(Web page and app entries)
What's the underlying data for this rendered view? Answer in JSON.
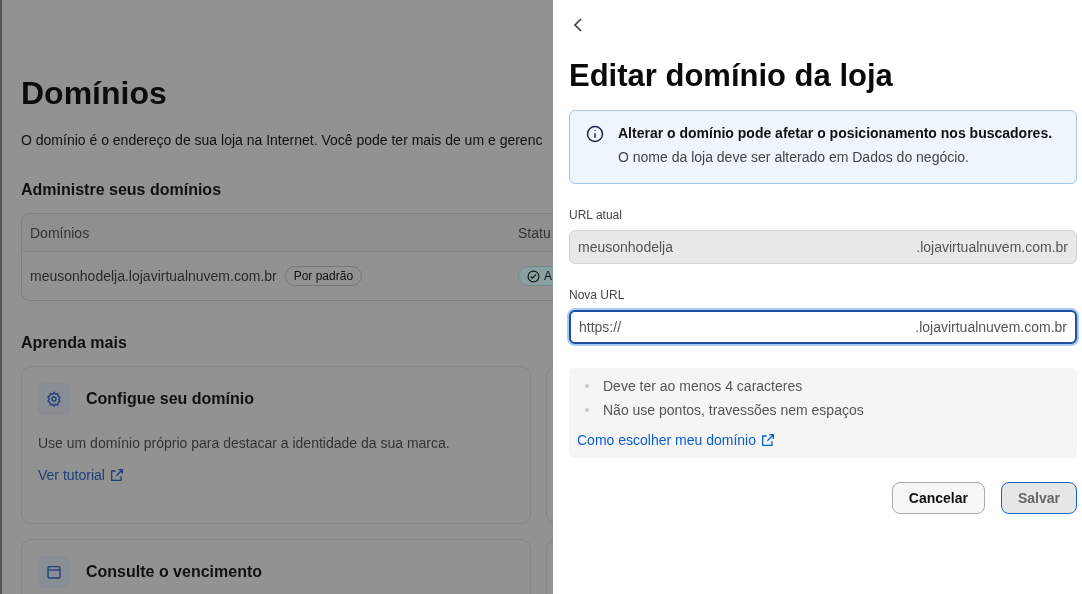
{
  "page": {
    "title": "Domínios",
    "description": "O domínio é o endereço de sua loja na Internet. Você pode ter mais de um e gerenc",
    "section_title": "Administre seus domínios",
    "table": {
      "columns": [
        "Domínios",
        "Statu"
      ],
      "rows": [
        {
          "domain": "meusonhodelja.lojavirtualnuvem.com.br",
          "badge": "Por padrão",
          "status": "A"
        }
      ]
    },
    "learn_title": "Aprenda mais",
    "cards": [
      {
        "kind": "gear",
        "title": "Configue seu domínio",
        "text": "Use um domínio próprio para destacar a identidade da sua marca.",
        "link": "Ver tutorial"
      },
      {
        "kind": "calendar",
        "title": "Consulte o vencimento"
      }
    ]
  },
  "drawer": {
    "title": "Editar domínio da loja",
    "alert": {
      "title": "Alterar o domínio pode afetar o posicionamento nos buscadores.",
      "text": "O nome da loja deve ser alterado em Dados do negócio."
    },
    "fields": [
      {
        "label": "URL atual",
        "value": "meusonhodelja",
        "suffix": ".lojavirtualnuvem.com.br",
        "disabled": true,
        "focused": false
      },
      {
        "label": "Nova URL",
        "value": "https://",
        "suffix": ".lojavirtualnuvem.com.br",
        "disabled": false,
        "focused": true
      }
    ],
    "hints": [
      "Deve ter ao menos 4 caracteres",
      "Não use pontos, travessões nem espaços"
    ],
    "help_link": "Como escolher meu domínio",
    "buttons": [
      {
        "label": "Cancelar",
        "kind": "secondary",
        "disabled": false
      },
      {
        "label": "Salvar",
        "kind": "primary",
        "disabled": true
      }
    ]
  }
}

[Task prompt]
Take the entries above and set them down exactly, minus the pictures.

[Output for this exercise]
What's the underlying data for this rendered view? Answer in JSON.
{
  "page": {
    "title": "Domínios",
    "description": "O domínio é o endereço de sua loja na Internet. Você pode ter mais de um e gerenc",
    "section_title": "Administre seus domínios",
    "table": {
      "columns": [
        "Domínios",
        "Statu"
      ],
      "rows": [
        {
          "domain": "meusonhodelja.lojavirtualnuvem.com.br",
          "badge": "Por padrão",
          "status": "A"
        }
      ]
    },
    "learn_title": "Aprenda mais",
    "cards": [
      {
        "kind": "gear",
        "title": "Configue seu domínio",
        "text": "Use um domínio próprio para destacar a identidade da sua marca.",
        "link": "Ver tutorial"
      },
      {
        "kind": "calendar",
        "title": "Consulte o vencimento"
      }
    ]
  },
  "drawer": {
    "title": "Editar domínio da loja",
    "alert": {
      "title": "Alterar o domínio pode afetar o posicionamento nos buscadores.",
      "text": "O nome da loja deve ser alterado em Dados do negócio."
    },
    "fields": [
      {
        "label": "URL atual",
        "value": "meusonhodelja",
        "suffix": ".lojavirtualnuvem.com.br",
        "disabled": true,
        "focused": false
      },
      {
        "label": "Nova URL",
        "value": "https://",
        "suffix": ".lojavirtualnuvem.com.br",
        "disabled": false,
        "focused": true
      }
    ],
    "hints": [
      "Deve ter ao menos 4 caracteres",
      "Não use pontos, travessões nem espaços"
    ],
    "help_link": "Como escolher meu domínio",
    "buttons": [
      {
        "label": "Cancelar",
        "kind": "secondary",
        "disabled": false
      },
      {
        "label": "Salvar",
        "kind": "primary",
        "disabled": true
      }
    ]
  }
}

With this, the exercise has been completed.